I gradually disposed all the old memories and had never created any new good ones and the quintessential memory of my life was missing. My son had his farewell and he took those pictures, but when it came to the house, and his family he also did not have a single family picture. He was not very concerned then. He was excited about going to hostel, making new friends and new memories were just around the corner for him.

My daughter, though, created a huge (must be a girl thing) collection of’ memories’. She took a lot of pictures with her friends, made presentations and video recorded her time with her friends. She created and gifted an album for her brother too, pictures of his cousin’s and growing up years.

It so happened that the one person who longed and cherished memories, namely me, had none to take with me, neither of the house nor of the people in the house! I, half angrily and half in an attempt at ‘emptying’; the house and the mind; had done away with photos and souvenirs. Nothing cherish able came to mind and I was more a realistic, pragmatic person packing the house and making the shift. This was in stark contrast to the emotional and sentimental fool that I used to be in the past.

Last week my son revisited the old house and messaged this to me; ‘Ma, went to our house. It was so vacant and lonely; looked totally barren. I took pictures of the empty house; my memories. I felt very sad.”  This message set me thinking, what do we human beings hang on to in the name of memories? I so fondly used to collect trinkets over the years and yet today I rely more on my memory for memories! I have nothing tangible for all those good times and yet many spring to the mind the second I close my eyes. The bad ones and the good ones alike seem to have found a permanent spot in the brain’s hardware. Unfortunately the good ones seem to have found a connection to the tangible ‘memories’ I had created for myself, whereas the bad ones somehow seem to have embedded themselves into my subconscious self.  I needed photographs to look, recollect my good days and moments whereas try as I might the sad ones became permanent residents. They had followed me to my present house too. I could not leave them in this big shift that I made. I had ‘emptied’ myself of the good and ended up paying excess baggage for garbage.

On the other hand, my son seemed to be more mature, he was enjoying his present and simultaneously collecting memories of his past. He had photographed the empty house and was taking with him his good memories. My daughter too had settled herself well in the new house and is enjoying everything. She speaks to her old friends and tries to meet new people with the same enthusiasm and gusto. Her tangible and intangible memories were the same, happy and within reach.

I, unconsciously, had developed the habit of storing unwanted memories and the attitude towards cherished good memories seemed to be very slack. I lost the habit of appreciating the small good things that were happening in my daily life. I was hanging on to memories with a very wrong attitude.
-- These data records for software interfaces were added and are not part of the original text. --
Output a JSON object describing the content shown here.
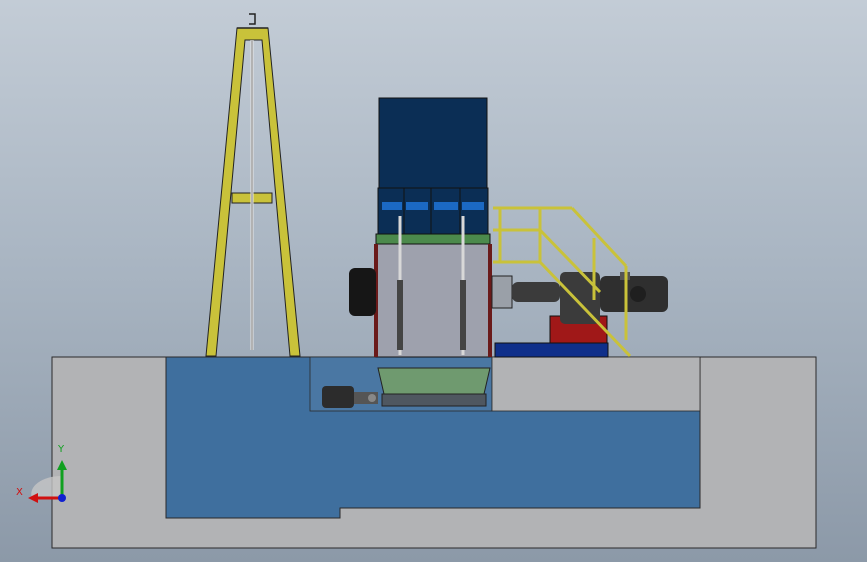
{
  "window": {
    "title": "",
    "background_top": "#c3ccd6",
    "background_bottom": "#8c99a8"
  },
  "model": {
    "frame_color": "#c9c23a",
    "hopper_color": "#0b2e55",
    "hopper_window_color": "#1b69c4",
    "chamber_color": "#9ea1ad",
    "pit_color": "#3f6f9e",
    "foundation_color": "#b2b3b5",
    "hydraulic_unit_color": "#a01818",
    "base_color": "#0f2f8a",
    "motor_color": "#3b3b3b"
  },
  "triad": {
    "x_label": "X",
    "y_label": "Y",
    "x_color": "#d01010",
    "y_color": "#10a020",
    "z_color": "#1020d0"
  }
}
My memories seemed to depend on photographs or trinkets. The good ones were dependant on tangible things whereas others (which should have been forgotten) were leaving indelible marks on my present. Memories were good or bad depending on the attitude I had towards them. The lonely house was a memory for my son, he remembered more about all the trips we made in the past. And here I was; I could recall barely anything of any place or moment.

My dear son, in his own sweet unassuming mature way had again given me a profound insight into my attitude and thinking of ‘memories’. I surely needed to press the reset button and quickly build an arsenal of beautiful memories, independent of  photographs and souvenirs.